What to do — Go through the data below. Pull out every line that has the word "icon".

Entries from a dataset of interfaces —
◇ ◇ ◇ ◇ ◇ ◇ ◇
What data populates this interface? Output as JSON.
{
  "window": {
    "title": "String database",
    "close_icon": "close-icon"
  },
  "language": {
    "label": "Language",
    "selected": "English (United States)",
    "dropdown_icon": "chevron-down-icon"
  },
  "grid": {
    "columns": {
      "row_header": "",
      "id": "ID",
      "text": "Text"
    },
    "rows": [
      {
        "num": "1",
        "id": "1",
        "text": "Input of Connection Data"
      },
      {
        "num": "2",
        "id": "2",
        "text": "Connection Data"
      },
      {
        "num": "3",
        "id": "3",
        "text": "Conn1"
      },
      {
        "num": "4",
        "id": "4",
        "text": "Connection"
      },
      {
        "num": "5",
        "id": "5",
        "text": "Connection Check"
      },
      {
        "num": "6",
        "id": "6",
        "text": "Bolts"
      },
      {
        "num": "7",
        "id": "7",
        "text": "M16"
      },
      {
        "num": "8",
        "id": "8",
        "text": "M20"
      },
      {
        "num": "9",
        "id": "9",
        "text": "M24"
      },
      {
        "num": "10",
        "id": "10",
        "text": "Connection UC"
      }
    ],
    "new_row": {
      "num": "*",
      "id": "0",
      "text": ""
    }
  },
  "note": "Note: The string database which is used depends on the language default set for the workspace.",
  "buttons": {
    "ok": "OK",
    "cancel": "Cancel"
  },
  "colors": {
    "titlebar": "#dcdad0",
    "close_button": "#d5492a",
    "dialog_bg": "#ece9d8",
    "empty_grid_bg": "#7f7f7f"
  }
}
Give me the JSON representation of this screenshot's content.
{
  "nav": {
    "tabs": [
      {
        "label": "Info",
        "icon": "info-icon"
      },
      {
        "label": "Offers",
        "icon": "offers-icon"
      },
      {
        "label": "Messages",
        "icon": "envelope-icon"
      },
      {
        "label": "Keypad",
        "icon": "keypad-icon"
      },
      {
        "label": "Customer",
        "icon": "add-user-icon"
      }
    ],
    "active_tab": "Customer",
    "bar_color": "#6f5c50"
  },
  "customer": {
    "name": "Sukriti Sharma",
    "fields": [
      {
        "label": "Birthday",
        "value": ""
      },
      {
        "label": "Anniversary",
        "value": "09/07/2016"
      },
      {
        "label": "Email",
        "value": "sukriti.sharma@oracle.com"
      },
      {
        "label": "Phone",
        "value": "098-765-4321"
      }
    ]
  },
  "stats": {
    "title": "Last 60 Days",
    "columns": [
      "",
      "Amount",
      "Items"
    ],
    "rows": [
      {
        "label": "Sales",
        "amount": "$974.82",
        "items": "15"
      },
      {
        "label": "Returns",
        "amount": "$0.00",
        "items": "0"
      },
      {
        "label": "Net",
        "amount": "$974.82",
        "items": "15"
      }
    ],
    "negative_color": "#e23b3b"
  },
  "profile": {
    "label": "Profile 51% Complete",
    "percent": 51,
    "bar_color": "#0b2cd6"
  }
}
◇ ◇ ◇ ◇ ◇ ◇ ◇
Response to this task —
    "close_icon": "close-icon"
    "dropdown_icon": "chevron-down-icon"
        "icon": "info-icon"
        "icon": "offers-icon"
        "icon": "envelope-icon"
        "icon": "keypad-icon"
        "icon": "add-user-icon"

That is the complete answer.